(gəlā`shə) [Gr.,=Gaul], ancient territory of central Asia Minor, in present Turkey (around modern Ankara). It was so called from its inhabitants, the Gauls, who invaded from the west and conquered it in the 3d cent. B.C. The name applies to the Gallic territory that was originally composed of parts of Phrygia and Cappadocia. Attalus I checked (230 B.C.) the advance of the Gauls and reduced the size of Galatia. The region was subjected (189 B.C.) by the Romans. The name was also used for the Roman province, formed in 25 B.C. At first the Roman province was much larger than old Galatia, but it was reduced (A.D. 72) to a smaller scope.

Galatia

an ancient region in central Asia Minor, conquered by Gauls 278--277 bc: later a Roman province
References in periodicals archive ?
Between these two alternatives, the Galatians are hesitating.
They may struggle a bit with the details of the author's exegesis of Galatians 2.
In Schussler Fiorenza's view, Galatians 3:28 is the "magna carta of Christian Feminism.
And just as Paul wondered what had happened in the Galatian church, we can ask the same question today about our Catholic church: Have we become stupefied by the law of these fathers M a way that is actually undermining the integrity of local churches in order to preserve laws around a priesthood that is only male and celibate (at least in the Latin Rite)?
Isaiah 65:1-9; Psalm 22:19-28; Galatians 3:23-29; Luke 8:26-39
Not everyone, of course, in the Galatian assemblies would be circumcised; some were women.
Without knowing the particular situation of the Galatian congregation, many of Paul's exhortations feel somewhat slippery.
If some chose to read into it what they wanted they either have never read Galatians Chapter 6 or have misread it.
In Galatians 6, the apostle Paul describes the life or death that each of us will reap.
wades into the controverted waters of what Paul means by stoicheia, the "elemental spirits," in Galatians (4:3,9).
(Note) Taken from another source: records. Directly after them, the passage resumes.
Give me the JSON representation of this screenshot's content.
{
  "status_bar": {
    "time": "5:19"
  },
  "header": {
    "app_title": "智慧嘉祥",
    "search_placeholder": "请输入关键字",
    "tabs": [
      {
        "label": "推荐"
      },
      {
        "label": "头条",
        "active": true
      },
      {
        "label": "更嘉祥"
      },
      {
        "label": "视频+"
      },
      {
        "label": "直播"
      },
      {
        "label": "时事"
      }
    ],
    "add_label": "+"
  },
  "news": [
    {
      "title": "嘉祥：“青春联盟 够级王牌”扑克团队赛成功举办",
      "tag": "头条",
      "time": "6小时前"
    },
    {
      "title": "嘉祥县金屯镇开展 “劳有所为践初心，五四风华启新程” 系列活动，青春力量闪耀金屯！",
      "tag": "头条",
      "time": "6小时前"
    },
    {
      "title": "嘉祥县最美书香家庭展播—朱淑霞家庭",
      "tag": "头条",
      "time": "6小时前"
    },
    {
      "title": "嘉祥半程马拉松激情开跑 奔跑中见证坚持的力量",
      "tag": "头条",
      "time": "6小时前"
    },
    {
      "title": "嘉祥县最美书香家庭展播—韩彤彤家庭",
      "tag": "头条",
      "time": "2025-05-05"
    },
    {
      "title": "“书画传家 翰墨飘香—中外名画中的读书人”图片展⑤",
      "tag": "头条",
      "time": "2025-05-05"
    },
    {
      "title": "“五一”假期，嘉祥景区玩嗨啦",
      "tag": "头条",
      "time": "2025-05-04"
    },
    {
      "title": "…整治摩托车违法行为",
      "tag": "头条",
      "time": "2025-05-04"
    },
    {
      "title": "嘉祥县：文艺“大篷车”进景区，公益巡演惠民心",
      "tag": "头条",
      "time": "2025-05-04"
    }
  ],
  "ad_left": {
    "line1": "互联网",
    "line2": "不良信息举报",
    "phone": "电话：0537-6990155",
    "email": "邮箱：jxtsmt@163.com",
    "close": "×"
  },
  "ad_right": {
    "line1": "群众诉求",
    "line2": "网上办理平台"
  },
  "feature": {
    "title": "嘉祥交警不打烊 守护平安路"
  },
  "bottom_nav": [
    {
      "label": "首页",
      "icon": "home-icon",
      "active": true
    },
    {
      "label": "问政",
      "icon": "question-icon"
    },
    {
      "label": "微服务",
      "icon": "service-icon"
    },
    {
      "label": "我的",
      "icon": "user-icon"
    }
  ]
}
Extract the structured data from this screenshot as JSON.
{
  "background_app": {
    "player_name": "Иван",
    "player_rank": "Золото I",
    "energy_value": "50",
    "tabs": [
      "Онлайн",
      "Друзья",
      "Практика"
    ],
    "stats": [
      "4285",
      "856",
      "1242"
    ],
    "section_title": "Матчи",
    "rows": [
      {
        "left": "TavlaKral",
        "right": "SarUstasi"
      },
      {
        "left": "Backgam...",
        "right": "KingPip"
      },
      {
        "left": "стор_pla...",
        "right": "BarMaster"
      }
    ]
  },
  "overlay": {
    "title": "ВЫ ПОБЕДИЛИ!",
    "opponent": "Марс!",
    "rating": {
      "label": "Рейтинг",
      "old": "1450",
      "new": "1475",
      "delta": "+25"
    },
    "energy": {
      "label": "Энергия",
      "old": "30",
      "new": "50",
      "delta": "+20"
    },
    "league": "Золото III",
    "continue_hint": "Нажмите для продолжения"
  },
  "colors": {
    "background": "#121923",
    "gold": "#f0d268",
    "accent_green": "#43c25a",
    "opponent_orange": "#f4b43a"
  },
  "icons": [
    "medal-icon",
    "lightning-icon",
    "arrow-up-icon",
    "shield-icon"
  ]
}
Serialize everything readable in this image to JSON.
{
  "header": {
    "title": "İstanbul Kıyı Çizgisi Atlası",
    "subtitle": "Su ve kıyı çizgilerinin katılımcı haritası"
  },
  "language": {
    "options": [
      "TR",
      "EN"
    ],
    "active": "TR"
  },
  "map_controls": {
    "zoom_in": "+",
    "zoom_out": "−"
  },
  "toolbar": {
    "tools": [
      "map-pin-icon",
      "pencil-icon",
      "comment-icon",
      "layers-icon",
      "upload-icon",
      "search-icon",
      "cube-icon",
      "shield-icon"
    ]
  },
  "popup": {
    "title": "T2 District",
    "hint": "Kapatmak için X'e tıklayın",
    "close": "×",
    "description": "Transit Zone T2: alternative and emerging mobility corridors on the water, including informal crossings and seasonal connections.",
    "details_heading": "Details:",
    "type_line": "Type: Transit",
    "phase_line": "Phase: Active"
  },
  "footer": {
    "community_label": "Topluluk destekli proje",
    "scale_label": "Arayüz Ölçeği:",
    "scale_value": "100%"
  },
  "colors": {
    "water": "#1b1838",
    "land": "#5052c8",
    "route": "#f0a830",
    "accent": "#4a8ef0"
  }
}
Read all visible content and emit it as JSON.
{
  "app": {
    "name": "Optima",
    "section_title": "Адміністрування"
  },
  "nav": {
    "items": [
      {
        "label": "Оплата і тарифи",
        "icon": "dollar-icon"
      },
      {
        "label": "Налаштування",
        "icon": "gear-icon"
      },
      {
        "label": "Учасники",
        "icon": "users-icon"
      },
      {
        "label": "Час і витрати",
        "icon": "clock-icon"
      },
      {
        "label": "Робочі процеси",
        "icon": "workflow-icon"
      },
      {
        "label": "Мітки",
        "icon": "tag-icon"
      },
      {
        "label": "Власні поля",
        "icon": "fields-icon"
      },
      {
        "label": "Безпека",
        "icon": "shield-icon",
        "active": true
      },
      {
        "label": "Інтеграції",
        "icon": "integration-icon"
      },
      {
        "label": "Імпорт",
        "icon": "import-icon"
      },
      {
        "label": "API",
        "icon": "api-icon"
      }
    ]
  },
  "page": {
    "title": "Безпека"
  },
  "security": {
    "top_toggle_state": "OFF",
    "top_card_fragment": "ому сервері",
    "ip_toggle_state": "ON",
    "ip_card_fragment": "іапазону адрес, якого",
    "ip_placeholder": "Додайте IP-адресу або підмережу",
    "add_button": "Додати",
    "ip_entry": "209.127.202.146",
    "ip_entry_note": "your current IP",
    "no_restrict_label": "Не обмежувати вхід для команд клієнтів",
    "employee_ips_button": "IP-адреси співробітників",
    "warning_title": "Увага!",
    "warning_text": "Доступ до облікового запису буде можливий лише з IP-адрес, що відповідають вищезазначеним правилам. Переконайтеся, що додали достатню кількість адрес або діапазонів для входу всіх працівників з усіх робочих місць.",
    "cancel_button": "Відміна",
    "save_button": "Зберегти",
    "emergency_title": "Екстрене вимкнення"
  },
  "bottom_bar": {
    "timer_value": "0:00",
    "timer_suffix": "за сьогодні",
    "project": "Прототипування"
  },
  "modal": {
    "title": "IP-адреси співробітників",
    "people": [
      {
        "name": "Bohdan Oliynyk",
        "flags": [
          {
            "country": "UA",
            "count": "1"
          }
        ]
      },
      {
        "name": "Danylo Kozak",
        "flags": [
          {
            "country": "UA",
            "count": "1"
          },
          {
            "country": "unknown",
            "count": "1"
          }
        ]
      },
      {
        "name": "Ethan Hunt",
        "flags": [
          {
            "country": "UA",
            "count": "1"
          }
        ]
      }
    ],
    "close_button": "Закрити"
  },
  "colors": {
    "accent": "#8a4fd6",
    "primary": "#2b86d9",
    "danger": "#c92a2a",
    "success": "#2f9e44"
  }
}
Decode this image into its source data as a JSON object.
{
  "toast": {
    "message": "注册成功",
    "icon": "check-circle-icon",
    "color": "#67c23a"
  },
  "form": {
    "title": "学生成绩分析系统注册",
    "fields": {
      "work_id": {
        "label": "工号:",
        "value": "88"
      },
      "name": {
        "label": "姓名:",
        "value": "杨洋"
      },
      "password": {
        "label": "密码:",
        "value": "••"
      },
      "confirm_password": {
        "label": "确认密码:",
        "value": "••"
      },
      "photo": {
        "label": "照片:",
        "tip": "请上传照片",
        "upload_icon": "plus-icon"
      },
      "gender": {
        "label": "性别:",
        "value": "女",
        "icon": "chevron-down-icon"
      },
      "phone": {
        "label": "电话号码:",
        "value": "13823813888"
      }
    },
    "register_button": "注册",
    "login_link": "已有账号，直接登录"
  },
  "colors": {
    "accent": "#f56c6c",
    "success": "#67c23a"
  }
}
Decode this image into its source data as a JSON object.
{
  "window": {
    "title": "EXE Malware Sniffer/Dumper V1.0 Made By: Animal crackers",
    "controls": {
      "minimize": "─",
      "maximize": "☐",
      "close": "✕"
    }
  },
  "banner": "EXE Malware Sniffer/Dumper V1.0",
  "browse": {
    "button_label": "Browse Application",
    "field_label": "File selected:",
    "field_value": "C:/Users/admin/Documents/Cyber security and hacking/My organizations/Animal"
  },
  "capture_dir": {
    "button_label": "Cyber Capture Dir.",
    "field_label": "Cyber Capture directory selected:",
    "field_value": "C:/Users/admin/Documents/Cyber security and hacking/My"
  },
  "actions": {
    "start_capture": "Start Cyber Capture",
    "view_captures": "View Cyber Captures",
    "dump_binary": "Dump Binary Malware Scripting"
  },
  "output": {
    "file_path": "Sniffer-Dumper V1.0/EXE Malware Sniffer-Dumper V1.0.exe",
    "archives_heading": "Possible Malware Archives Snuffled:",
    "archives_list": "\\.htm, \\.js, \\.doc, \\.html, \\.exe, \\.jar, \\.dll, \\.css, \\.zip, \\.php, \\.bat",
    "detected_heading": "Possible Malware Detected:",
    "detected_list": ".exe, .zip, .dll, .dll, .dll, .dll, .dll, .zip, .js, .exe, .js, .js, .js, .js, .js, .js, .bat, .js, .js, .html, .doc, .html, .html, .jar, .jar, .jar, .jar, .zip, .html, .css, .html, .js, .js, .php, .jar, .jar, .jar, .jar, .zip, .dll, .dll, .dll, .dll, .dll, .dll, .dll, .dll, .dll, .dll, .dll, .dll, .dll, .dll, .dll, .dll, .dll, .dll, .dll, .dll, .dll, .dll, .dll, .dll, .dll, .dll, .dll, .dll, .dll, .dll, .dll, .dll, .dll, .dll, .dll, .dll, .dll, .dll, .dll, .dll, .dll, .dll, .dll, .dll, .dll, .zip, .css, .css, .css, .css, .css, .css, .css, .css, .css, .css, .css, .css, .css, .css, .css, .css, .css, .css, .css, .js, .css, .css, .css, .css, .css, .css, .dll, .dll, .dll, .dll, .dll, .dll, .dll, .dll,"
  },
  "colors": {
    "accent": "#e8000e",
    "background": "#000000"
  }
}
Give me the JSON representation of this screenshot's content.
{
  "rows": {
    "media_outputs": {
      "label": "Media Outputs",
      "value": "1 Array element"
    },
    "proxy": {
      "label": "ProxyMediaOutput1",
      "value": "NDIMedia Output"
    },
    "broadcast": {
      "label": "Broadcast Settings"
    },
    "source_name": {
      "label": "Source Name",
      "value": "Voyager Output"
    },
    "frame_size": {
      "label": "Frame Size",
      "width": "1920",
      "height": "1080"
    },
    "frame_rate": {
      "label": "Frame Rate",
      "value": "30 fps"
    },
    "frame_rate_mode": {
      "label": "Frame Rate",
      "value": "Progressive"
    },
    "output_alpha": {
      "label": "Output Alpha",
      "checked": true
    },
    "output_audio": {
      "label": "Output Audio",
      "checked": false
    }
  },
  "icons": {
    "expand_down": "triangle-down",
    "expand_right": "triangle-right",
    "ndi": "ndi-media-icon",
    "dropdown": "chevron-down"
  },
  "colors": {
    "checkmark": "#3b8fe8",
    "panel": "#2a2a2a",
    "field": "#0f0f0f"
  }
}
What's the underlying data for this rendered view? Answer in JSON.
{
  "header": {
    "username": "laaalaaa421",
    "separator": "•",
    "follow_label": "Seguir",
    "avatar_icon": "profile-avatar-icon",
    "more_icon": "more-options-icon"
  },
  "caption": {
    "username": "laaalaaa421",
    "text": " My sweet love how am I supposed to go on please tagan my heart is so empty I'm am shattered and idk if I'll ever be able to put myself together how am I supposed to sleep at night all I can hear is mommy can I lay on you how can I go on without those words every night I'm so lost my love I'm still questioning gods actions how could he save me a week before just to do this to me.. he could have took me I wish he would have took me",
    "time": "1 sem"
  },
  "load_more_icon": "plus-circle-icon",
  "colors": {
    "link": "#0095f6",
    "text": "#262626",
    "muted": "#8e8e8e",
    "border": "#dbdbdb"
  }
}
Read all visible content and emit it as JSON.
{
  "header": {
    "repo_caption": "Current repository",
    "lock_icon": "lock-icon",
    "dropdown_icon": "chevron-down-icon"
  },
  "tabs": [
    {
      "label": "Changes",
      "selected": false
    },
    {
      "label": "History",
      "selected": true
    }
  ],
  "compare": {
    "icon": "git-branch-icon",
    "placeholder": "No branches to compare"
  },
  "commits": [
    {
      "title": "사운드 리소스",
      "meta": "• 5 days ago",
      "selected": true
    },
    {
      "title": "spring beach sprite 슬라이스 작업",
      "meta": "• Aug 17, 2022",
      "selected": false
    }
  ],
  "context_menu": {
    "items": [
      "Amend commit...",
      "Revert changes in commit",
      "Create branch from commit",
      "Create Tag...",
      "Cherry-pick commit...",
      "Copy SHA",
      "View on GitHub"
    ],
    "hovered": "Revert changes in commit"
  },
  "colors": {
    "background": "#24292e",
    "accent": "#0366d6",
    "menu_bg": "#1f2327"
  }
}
Synopsis: In "Galatians" (the newest volume in the outstanding Baker Academics 'Paideia Commentaries on the New Testament series), respected New Testament scholar Peter Oakes (Greenwood Senior Lecturer in the New Testament at the University of Manchester) offers a translation and reading of Galatians as presenting a gospel of unity in diversity in Christ.